## Your objective
Hunt for the word "icon" across the entries below, copying each line that holds it.

## Information
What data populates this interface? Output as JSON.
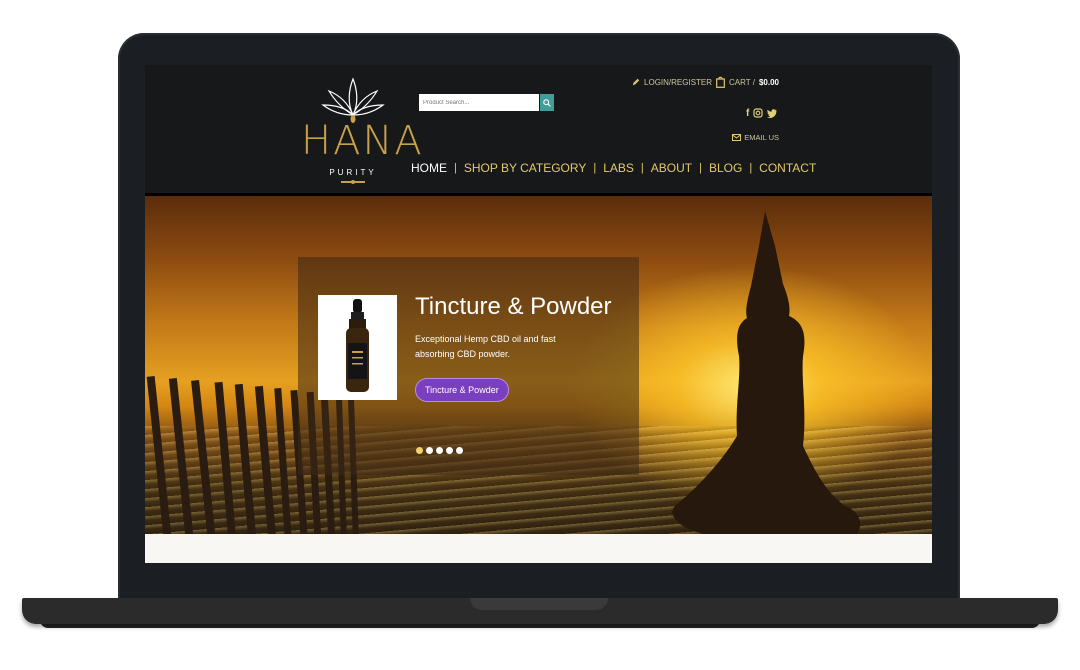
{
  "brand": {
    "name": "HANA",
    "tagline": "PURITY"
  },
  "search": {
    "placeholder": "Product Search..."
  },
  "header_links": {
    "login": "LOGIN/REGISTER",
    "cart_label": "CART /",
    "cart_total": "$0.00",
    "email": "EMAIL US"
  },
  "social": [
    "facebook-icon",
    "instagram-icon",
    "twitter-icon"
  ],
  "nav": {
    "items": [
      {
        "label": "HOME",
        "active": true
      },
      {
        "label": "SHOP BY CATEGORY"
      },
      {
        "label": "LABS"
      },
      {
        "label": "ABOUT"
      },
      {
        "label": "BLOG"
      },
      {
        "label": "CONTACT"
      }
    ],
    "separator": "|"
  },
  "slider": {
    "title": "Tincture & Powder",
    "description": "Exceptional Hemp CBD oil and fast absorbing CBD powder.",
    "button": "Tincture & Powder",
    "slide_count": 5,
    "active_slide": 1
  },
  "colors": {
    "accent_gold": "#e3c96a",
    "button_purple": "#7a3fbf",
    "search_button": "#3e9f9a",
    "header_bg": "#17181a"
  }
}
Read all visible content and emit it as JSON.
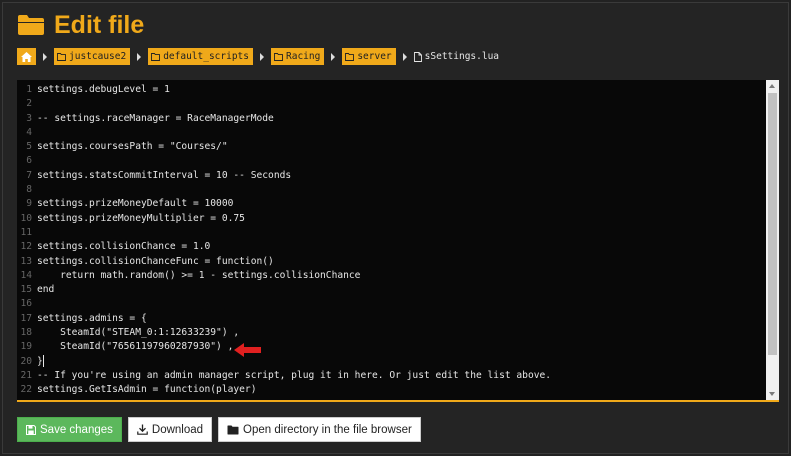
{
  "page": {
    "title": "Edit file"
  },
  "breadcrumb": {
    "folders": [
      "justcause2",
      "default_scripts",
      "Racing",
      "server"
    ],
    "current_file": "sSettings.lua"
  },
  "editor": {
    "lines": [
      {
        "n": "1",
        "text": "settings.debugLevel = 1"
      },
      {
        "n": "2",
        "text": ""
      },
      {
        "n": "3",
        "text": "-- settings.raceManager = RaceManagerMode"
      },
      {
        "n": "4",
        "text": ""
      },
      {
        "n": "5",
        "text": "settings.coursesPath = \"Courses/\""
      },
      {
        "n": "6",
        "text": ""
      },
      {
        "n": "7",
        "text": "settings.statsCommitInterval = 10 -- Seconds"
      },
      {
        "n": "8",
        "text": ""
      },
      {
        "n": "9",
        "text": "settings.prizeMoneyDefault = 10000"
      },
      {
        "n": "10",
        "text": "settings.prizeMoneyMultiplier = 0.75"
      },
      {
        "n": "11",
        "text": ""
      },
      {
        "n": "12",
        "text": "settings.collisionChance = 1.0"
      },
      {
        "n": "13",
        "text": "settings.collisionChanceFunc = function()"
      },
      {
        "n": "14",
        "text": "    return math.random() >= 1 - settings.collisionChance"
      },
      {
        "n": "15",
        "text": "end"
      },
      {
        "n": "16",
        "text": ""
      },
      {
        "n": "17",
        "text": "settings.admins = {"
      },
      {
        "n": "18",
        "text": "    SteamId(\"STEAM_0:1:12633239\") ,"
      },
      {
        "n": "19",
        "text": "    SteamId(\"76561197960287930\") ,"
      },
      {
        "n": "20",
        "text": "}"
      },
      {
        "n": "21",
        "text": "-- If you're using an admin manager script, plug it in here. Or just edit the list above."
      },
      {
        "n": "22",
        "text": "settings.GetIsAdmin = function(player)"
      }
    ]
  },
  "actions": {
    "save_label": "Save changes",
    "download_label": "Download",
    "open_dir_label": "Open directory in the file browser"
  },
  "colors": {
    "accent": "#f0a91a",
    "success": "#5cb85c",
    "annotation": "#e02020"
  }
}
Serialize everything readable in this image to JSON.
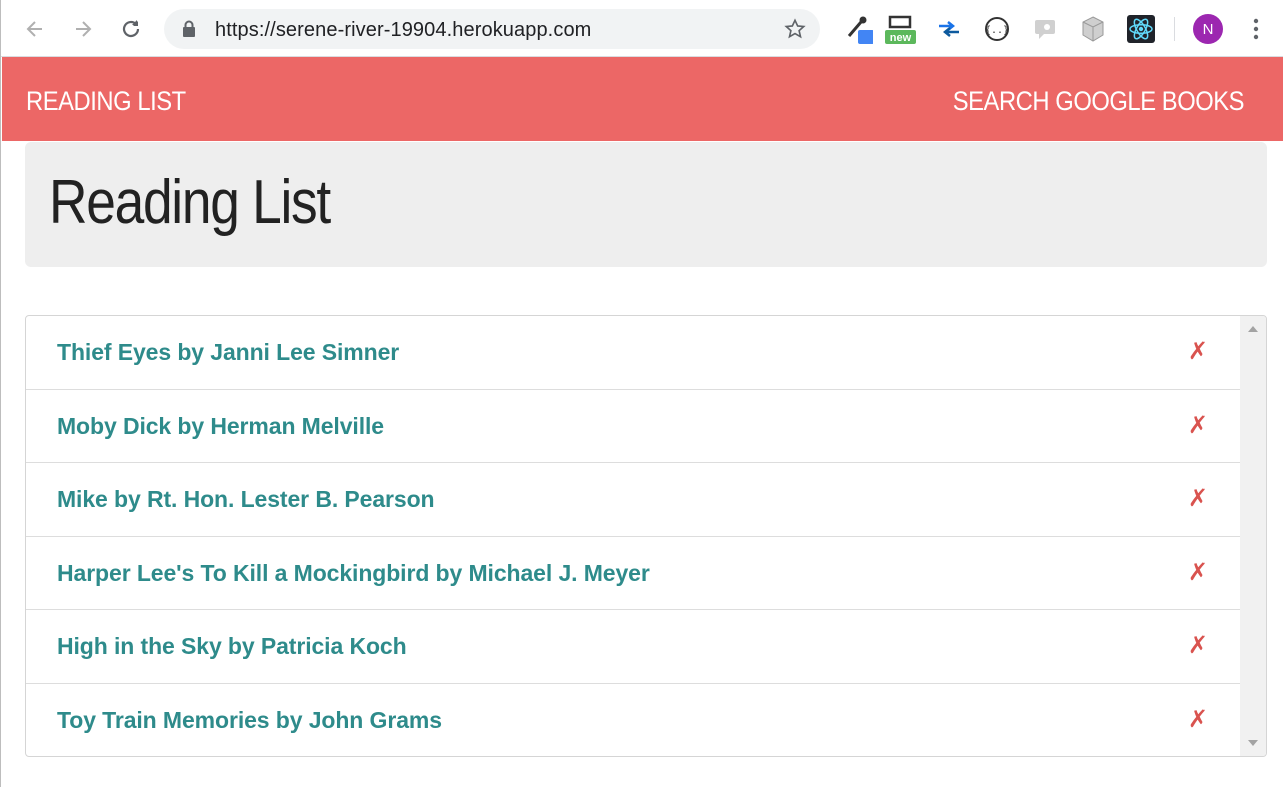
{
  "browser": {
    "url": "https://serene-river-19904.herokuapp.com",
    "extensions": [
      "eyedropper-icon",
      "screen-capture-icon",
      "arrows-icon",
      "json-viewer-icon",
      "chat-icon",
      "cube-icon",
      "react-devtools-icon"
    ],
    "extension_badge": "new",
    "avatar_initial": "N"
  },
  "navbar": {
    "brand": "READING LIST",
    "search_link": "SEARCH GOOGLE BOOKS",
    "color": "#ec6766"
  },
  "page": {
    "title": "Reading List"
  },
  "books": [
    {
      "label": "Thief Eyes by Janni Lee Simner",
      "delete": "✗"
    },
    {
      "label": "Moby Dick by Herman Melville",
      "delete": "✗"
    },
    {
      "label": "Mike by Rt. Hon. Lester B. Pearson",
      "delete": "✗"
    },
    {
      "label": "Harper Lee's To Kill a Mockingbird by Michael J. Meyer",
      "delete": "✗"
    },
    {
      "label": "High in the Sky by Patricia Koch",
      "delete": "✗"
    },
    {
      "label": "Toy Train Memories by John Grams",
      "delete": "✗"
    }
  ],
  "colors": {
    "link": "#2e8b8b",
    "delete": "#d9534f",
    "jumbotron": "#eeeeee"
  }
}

## Answer for this exercise
    "facebook-icon",
    "instagram-icon",
    "twitter-icon"
      "eyedropper-icon",
      "screen-capture-icon",
      "arrows-icon",
      "json-viewer-icon",
      "chat-icon",
      "cube-icon",
      "react-devtools-icon"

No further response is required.